AIM OF THE TASK:
Copy each line below in which the string "LARTIGA" appears.

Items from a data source
════════════════

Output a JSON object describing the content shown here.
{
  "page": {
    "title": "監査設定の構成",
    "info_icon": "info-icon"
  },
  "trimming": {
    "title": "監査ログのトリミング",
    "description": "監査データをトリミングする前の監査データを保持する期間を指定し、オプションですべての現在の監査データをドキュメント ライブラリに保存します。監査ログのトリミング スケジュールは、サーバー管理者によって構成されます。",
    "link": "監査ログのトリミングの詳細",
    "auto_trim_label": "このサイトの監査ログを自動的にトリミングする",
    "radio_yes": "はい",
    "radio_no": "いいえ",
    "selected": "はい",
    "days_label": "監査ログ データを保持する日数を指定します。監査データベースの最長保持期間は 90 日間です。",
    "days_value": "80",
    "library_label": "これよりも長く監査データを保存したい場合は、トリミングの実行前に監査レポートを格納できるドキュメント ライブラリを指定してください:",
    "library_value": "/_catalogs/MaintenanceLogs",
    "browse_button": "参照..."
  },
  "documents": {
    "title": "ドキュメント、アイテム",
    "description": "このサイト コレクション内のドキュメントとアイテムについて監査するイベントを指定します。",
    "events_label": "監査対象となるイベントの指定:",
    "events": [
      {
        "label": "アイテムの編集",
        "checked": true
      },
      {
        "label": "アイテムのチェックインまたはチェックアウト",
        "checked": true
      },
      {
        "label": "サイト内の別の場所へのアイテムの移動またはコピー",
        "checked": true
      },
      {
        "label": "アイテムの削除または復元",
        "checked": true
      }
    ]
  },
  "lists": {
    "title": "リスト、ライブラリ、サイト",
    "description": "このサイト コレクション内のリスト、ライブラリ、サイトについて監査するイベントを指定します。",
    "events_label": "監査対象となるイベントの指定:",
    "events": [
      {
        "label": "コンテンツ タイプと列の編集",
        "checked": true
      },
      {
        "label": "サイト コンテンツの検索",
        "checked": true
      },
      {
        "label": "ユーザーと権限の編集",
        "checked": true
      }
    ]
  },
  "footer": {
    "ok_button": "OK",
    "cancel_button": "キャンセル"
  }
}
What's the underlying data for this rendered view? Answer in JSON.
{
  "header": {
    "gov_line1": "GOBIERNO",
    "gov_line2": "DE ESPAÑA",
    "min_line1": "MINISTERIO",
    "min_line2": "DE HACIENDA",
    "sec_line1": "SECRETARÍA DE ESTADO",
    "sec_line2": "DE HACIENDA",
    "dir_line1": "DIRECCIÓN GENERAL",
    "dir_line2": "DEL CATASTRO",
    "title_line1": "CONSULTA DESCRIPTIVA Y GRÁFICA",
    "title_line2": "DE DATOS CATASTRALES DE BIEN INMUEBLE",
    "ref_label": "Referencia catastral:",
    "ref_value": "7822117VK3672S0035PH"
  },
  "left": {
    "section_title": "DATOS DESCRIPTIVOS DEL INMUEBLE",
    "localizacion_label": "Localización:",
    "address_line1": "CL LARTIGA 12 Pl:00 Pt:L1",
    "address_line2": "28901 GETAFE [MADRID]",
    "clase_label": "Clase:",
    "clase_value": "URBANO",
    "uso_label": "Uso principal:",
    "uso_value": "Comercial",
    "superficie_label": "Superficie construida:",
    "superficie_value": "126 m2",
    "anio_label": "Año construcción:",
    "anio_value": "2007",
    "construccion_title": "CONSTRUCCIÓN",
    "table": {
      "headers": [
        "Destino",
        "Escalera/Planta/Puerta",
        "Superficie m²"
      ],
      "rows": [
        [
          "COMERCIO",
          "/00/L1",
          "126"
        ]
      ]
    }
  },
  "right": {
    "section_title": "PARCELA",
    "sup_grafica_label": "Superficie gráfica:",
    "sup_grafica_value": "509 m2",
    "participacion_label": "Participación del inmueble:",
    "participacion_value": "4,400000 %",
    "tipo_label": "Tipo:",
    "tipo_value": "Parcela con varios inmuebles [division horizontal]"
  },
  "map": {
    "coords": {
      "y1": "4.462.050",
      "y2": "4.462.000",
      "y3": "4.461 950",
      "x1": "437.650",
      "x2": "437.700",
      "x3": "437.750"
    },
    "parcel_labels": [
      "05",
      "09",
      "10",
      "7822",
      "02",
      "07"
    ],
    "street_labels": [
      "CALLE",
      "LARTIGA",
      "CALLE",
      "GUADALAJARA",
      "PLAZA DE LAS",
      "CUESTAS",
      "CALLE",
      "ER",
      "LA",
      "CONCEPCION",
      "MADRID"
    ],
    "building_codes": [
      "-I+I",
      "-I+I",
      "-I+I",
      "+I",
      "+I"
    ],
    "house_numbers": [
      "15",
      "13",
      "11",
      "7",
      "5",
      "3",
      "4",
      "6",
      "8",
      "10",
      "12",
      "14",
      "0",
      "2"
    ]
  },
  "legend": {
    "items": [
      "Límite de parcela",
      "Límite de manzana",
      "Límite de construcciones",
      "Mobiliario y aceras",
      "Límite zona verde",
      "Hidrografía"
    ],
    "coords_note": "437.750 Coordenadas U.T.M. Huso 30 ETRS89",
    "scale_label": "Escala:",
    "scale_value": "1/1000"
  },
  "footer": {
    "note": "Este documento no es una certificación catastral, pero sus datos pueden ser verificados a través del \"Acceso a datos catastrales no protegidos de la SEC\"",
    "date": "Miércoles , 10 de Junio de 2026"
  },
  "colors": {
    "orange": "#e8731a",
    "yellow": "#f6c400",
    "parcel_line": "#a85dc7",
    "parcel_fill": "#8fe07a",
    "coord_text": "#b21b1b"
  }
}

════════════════

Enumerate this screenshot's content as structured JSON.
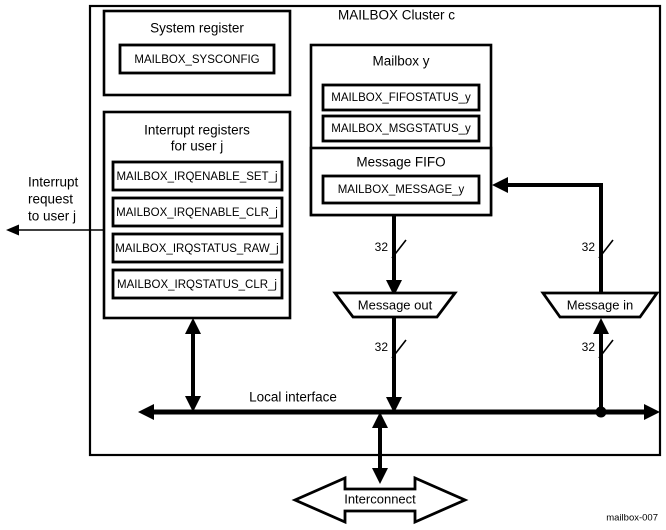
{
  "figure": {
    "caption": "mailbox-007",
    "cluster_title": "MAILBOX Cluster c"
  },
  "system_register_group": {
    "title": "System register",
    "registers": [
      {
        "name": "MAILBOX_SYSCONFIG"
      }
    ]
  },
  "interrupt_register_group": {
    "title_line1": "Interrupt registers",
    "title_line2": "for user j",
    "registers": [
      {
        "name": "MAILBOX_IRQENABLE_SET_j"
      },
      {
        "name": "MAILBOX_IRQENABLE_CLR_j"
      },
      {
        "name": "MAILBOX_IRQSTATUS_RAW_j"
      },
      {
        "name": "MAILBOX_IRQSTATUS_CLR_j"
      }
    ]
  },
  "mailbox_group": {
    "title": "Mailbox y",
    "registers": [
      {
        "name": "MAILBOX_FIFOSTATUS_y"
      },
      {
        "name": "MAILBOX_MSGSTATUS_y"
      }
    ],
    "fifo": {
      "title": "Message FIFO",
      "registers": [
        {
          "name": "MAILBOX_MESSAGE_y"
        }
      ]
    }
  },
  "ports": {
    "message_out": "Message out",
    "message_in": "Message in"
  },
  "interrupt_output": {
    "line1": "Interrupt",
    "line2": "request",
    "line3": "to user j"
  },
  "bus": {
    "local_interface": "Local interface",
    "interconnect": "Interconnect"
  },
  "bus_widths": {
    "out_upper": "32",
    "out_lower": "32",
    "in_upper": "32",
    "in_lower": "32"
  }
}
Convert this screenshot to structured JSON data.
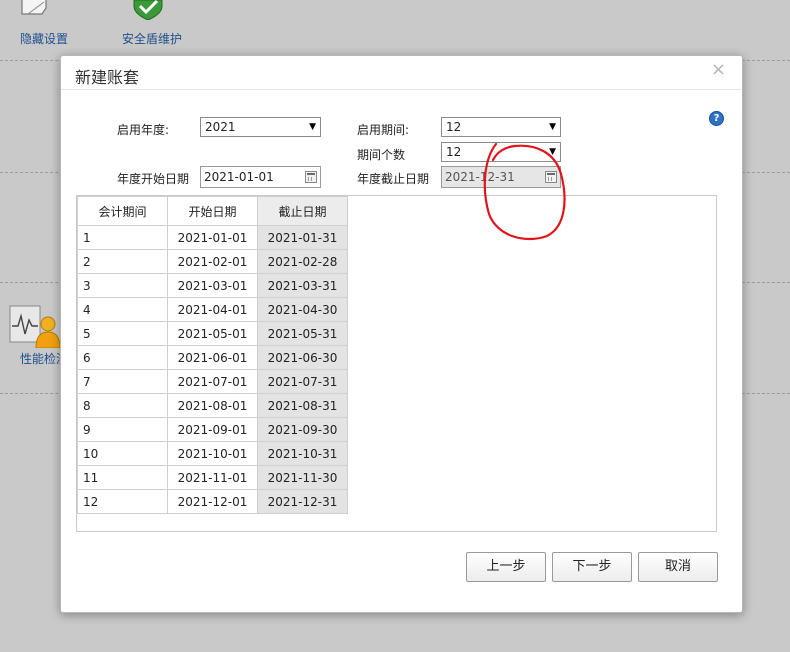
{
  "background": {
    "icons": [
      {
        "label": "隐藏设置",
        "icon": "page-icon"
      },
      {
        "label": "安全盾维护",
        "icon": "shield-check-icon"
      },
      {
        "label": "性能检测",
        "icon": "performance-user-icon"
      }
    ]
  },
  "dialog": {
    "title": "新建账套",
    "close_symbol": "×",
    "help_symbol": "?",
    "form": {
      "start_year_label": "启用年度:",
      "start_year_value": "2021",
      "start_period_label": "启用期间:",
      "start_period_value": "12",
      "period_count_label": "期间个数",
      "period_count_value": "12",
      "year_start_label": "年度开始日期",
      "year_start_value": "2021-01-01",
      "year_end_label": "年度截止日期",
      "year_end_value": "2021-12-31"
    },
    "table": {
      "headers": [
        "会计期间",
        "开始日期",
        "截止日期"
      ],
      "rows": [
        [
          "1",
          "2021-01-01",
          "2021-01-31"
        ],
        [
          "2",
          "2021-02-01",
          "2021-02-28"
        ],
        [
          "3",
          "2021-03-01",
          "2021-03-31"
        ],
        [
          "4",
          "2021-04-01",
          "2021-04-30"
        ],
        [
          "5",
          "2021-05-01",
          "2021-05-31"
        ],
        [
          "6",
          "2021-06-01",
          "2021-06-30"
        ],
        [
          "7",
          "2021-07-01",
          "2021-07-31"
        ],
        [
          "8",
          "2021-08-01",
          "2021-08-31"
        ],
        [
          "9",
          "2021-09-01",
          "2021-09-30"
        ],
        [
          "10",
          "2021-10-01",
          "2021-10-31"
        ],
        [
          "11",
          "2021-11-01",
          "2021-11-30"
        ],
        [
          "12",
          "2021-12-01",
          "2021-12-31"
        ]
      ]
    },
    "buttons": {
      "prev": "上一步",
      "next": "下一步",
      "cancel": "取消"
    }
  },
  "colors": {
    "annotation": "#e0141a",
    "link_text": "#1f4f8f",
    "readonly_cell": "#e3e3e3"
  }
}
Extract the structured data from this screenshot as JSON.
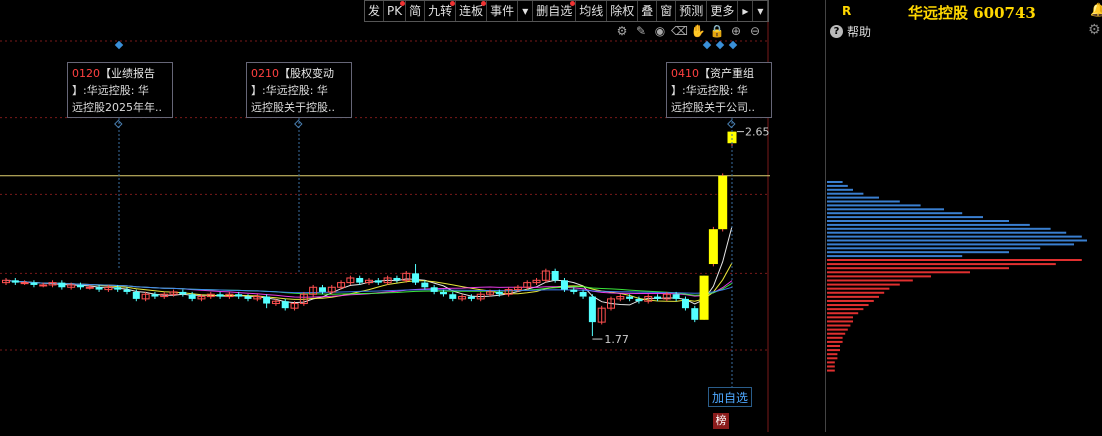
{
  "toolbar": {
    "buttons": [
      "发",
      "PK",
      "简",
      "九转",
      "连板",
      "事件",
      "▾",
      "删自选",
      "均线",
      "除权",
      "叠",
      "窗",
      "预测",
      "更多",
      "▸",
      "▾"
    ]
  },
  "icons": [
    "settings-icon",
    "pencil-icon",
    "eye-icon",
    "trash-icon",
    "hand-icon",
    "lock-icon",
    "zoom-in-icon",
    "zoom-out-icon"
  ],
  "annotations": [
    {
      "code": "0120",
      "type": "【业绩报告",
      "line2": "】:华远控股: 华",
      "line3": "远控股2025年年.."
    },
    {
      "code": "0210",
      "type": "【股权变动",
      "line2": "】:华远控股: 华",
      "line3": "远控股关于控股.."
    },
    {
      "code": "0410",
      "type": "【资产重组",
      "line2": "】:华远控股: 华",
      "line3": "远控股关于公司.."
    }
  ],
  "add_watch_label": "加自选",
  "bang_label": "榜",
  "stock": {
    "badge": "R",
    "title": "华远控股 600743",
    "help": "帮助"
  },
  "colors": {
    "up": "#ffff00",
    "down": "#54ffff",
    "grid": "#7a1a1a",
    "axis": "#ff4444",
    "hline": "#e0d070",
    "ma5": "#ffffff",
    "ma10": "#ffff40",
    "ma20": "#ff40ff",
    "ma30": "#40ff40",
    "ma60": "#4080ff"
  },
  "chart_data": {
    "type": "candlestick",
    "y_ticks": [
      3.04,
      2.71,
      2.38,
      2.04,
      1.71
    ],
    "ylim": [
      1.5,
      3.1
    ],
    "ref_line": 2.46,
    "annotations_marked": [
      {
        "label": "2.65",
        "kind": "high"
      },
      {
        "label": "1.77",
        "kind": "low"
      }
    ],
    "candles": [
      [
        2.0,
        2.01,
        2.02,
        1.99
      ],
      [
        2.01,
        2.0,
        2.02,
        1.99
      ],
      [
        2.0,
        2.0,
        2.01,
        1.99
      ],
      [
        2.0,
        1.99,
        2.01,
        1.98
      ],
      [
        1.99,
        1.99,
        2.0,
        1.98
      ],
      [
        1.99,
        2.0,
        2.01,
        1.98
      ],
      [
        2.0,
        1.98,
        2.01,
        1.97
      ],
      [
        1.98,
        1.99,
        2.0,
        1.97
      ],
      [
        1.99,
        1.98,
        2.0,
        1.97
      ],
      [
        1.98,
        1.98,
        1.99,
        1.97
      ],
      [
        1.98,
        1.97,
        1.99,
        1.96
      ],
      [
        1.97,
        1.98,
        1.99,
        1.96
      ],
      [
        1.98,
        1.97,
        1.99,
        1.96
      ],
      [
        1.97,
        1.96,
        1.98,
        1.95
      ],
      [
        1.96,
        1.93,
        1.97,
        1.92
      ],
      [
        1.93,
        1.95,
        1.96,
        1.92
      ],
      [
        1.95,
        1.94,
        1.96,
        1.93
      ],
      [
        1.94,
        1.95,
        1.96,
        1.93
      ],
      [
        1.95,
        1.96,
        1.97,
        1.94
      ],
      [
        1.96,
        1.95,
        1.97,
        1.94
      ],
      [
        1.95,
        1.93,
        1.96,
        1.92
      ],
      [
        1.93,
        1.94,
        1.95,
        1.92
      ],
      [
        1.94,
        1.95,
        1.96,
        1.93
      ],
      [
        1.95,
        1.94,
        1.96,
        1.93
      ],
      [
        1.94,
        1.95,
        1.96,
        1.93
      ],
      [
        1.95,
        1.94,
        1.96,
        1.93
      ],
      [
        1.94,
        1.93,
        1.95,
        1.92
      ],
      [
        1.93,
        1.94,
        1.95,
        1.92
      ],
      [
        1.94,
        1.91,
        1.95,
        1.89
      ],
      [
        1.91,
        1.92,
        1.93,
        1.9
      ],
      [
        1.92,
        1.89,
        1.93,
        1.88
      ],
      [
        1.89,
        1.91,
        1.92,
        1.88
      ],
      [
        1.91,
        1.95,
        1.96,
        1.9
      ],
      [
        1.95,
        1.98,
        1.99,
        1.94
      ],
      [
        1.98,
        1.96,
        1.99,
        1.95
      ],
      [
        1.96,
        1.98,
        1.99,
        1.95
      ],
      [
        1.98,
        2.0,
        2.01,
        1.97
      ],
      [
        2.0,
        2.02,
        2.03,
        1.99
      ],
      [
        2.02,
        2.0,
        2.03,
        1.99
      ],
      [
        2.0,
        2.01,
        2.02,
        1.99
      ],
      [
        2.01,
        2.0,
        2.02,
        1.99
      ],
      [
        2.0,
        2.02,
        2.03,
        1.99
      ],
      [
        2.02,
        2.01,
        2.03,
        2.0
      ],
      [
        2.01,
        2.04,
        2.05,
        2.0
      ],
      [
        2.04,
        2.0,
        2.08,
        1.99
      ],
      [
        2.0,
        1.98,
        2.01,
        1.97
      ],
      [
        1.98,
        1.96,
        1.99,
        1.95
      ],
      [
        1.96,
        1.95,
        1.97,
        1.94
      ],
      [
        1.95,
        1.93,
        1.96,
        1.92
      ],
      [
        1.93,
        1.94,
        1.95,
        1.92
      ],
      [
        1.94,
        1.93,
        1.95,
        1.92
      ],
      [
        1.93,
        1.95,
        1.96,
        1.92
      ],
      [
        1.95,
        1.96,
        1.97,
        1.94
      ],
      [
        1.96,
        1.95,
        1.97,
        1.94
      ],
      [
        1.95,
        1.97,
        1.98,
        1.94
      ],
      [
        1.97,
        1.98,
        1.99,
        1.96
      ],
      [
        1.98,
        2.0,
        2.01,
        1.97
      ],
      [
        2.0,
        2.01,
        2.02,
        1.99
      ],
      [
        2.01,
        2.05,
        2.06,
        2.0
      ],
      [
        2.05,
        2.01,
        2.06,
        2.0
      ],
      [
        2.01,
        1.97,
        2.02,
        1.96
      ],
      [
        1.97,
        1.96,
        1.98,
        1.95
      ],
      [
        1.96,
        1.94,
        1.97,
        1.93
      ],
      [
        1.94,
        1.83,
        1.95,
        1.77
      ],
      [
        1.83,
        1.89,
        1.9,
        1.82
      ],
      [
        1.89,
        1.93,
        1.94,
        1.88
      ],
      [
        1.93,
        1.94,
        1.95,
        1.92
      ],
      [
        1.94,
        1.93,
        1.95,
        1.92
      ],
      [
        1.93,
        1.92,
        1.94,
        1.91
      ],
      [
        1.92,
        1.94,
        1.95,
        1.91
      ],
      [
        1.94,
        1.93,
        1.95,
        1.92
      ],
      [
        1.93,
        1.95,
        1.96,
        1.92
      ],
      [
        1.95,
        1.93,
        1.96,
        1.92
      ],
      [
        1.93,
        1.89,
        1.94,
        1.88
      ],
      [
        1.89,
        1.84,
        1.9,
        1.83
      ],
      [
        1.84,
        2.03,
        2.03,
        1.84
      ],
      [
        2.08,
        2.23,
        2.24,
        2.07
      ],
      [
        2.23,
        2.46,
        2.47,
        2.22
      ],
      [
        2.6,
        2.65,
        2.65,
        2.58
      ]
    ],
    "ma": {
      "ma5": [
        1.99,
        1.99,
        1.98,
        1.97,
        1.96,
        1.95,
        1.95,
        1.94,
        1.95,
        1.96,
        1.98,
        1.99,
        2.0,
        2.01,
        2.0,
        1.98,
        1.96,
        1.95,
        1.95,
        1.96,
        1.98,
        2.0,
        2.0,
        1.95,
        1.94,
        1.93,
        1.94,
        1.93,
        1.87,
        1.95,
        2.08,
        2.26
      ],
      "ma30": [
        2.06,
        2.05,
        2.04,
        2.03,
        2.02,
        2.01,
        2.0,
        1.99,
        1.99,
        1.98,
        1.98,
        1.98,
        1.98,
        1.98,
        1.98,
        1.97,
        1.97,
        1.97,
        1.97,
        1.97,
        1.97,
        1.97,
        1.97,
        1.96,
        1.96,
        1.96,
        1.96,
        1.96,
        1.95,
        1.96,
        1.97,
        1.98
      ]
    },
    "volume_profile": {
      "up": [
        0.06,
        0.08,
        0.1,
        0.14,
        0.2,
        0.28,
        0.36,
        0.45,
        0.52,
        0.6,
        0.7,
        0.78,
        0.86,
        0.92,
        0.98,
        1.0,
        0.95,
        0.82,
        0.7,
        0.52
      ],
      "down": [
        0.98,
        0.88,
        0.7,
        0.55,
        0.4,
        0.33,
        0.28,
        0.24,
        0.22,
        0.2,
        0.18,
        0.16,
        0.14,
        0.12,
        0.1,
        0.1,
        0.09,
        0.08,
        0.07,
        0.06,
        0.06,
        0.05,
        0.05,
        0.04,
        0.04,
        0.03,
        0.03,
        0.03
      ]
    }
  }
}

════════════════

TASK RESULT:
    "address_line1": "CL LARTIGA 12 Pl:00 Pt:L1",
      "LARTIGA",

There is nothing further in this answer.